It can be hard to be rid of wounds. Many physical ones heal with scars, though the deeper body ones may not heal well. For most of us, the emotional and spiritual wounds are the ones with deep and lasting effects. These are the ones that can hold us back; they can also be the ones that drive us forward. When our loved ones are wounded, often our response is heightened due to our desire to protect them and our subsequent failure to do so. We, then, may react toward them in ways that may seem unwise or over the top.
Elisha’s response to Joram (or Jehoram) may have been a bit harsh. Elisha was the spiritual son of Elijah as the inheritor of the prophetic position. Joram was the son of Ahab. Elijah and Ahab had a poor relationship. Horrible relationship might be more appropriate. Elijah lived much of his life in fear of Ahab. That likely deeply affected Elisha’s response to Joram. Even prophetic people are human.
Although it often seems impossible to live beyond our pains or the pains of our loved ones, we are still called to do it. Will we fail? More often than not. Yet, often it is only through the striving to move beyond the pain that we can begin to heal and gain new perspectives.
We bring our hurts with us everywhere we go, including church.

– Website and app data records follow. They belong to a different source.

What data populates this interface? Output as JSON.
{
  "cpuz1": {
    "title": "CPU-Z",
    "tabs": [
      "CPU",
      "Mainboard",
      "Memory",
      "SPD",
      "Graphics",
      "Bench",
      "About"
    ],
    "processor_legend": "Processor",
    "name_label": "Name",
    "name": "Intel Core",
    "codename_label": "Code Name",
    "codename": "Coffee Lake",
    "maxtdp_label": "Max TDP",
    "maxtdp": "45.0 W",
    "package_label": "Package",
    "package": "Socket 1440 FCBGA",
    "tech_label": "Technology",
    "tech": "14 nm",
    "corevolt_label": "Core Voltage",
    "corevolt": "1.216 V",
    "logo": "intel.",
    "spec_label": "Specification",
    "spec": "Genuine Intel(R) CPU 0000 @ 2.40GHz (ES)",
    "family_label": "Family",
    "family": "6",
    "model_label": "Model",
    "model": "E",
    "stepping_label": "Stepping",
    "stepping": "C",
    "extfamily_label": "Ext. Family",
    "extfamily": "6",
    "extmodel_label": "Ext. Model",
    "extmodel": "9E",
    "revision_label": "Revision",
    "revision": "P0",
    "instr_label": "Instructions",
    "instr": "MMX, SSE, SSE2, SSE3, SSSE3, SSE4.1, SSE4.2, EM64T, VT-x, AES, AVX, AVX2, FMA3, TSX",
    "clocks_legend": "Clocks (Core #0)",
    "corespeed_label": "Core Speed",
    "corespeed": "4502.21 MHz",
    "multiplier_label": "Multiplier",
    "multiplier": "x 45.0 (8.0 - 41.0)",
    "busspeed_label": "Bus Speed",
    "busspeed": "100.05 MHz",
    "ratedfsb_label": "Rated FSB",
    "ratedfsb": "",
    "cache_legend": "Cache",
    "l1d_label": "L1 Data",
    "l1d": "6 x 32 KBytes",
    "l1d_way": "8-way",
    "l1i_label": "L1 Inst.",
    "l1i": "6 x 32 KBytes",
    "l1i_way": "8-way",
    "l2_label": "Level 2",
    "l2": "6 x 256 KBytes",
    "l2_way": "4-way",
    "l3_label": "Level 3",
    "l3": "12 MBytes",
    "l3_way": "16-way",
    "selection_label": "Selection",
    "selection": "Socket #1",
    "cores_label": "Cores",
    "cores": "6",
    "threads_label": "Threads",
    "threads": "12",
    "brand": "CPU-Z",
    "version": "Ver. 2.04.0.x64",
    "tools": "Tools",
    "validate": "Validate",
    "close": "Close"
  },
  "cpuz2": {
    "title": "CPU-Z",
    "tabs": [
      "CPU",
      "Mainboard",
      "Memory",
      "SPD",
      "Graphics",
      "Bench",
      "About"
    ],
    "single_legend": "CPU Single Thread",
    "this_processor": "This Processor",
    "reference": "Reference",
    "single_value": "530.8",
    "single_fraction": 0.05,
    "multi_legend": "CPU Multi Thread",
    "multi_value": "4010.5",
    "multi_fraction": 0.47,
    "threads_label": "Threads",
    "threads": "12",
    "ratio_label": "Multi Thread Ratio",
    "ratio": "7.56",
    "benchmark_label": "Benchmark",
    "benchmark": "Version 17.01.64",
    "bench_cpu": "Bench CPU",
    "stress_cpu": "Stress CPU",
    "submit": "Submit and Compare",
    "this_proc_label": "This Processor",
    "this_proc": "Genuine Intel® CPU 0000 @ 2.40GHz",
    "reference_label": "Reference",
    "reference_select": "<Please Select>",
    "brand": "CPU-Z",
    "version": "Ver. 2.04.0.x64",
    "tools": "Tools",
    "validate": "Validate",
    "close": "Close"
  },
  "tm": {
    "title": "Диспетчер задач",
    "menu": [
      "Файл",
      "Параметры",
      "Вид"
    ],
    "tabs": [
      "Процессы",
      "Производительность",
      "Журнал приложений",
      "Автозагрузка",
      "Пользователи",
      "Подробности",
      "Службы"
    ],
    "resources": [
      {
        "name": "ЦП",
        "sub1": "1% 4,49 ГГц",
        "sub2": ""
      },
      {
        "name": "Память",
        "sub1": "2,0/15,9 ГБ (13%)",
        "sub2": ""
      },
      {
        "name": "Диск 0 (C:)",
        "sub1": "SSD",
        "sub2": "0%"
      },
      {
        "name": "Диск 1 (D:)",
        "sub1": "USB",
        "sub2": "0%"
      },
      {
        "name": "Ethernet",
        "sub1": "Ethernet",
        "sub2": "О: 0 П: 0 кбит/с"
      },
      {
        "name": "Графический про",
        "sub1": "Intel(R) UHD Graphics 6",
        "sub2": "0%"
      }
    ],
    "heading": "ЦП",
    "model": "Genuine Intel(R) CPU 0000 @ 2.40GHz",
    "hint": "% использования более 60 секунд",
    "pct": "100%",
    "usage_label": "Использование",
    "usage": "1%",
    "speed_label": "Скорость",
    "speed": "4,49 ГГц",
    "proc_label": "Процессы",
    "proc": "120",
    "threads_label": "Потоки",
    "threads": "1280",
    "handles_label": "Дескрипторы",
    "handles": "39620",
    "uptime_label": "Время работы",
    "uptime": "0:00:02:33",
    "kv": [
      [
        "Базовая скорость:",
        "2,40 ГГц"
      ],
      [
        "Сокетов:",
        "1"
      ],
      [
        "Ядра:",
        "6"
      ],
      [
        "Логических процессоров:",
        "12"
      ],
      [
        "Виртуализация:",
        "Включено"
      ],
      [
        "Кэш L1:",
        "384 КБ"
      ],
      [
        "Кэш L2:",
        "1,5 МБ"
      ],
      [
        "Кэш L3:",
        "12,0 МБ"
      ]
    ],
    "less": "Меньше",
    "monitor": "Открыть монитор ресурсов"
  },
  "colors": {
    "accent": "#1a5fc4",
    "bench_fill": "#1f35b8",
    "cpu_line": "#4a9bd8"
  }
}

In fact, one of the biggest reasons people leave a church (or the church or the faith) is because people at church hurt them. The reality is that the church proportionally contains as many hurt people as the world…100%. How we deal with the hurts should be what separates Christian behavior from the world’s behavior.

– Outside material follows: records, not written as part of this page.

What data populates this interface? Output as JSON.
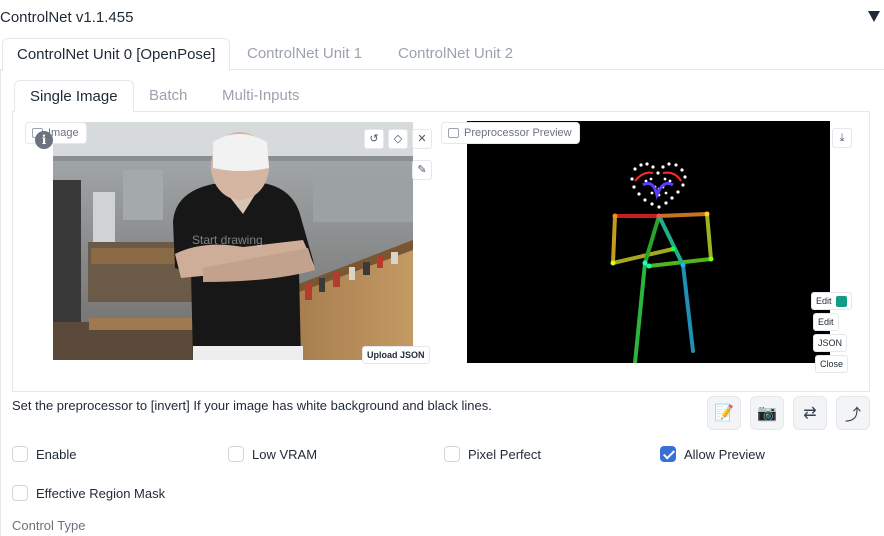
{
  "header": {
    "title": "ControlNet v1.1.455"
  },
  "unit_tabs": [
    {
      "label": "ControlNet Unit 0 [OpenPose]"
    },
    {
      "label": "ControlNet Unit 1"
    },
    {
      "label": "ControlNet Unit 2"
    }
  ],
  "mode_tabs": [
    {
      "label": "Single Image"
    },
    {
      "label": "Batch"
    },
    {
      "label": "Multi-Inputs"
    }
  ],
  "image_panel": {
    "label": "Image",
    "canvas_hint": "Start drawing",
    "upload_json_label": "Upload JSON"
  },
  "preview_panel": {
    "label": "Preprocessor Preview",
    "edit_label_1": "Edit",
    "edit_label_2": "Edit",
    "json_label": "JSON",
    "close_label": "Close"
  },
  "hint_text": "Set the preprocessor to [invert] If your image has white background and black lines.",
  "checkboxes": [
    {
      "label": "Enable",
      "checked": false
    },
    {
      "label": "Low VRAM",
      "checked": false
    },
    {
      "label": "Pixel Perfect",
      "checked": false
    },
    {
      "label": "Allow Preview",
      "checked": true
    },
    {
      "label": "Effective Region Mask",
      "checked": false
    }
  ],
  "control_type_label": "Control Type",
  "colors": {
    "accent": "#3b6fd8",
    "preview_bg": "#000000"
  }
}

We should be honest…Christian behavior in this regard is often worse than the world’s. The world has put systems into place to mitigate some of it. It still misses a lot of it. Across the denominational landscape (i.e., in no way limited to a single tradition or denomination), the church has done a horrible job. Whether it is the burying and hiding of failures or the annihilation of the failed, the church has left a large body count in its wake.
Paul’s words to the Colossians aren’t just to a “church”, it is to individuals. One of the biggest mistakes we in/of the church make is thinking in institutional terms, rather than individual terms. This is very peculiar as the primary Western expression of Christianity is all about individual salvation, individual sin (for repentance and salvation). Yet, we are quick to move to an institutional framework when it (even just) might require us to deal with the failures of another.

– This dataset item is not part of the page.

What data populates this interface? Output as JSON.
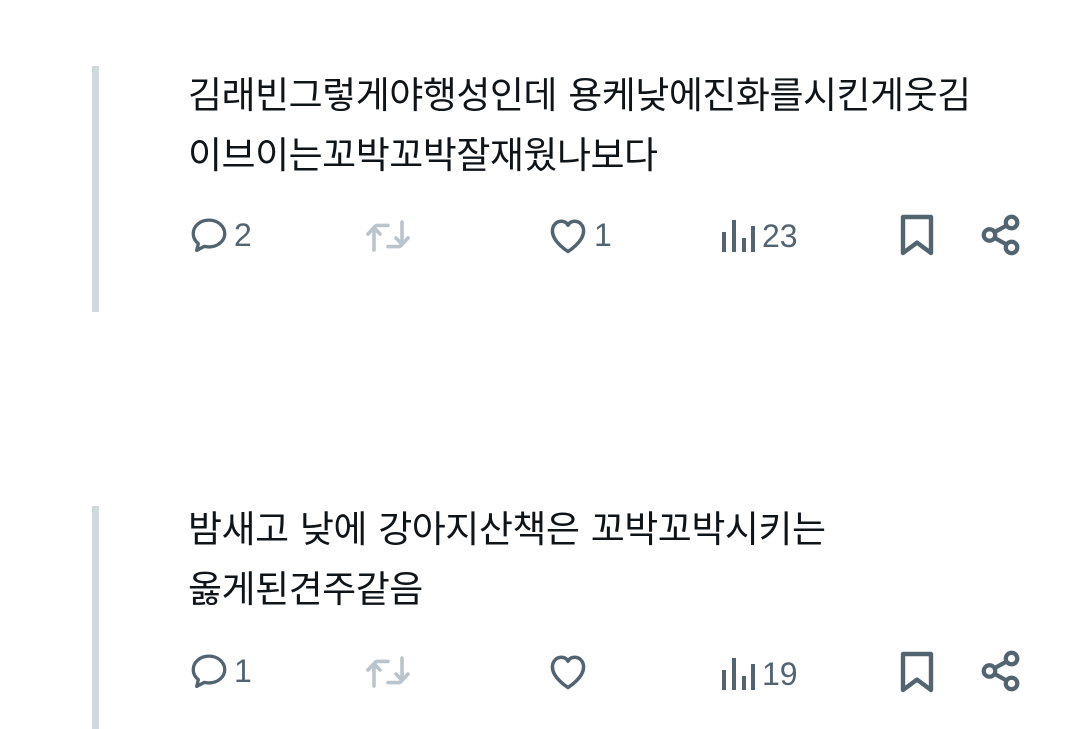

There is a huge piece of personal responsibility. There is a huge piece of institutional responsibility. Institutions are made of individuals, so it still comes down to individuals. How we are formed by each other and the Scriptures will play a significant part of how we deal with things. Though, the hardest part is not running away every time, and yet—after doing the hard work—there is a time to leave.
The peace of one body is hard to achieve. Paul commends sing psalms and worship songs to one another. That “to” is interesting. Our worship songs are “to” God (as they should be as reflections of praise, adoration, and thanksgiving). It would be nice to know which songs and psalms Paul meant. It does mean though that we are to work on one another in the love of Christ. It also means, that we are to allow ourselves to be worked on, which often means our pains and hurts come out. What we do with ours and those of others may well reflect how much we really let the Holy Spirit renovate our hearts.
- What worship songs (of any era) or psalms would you think of to sing to others to help form them in the image of Christ?
- When it comes to conflict how do you deal with it at home, at work, extended family, socially, at church? How do you respond when you witness conflict at each of these places?
- How do Paul’s words affect your responses, or your future responses, to conflict?
Lord, we wrestle with one another, often out of pain. Blessed Healer, heal our hearts so that we do not hurt the hearts of others.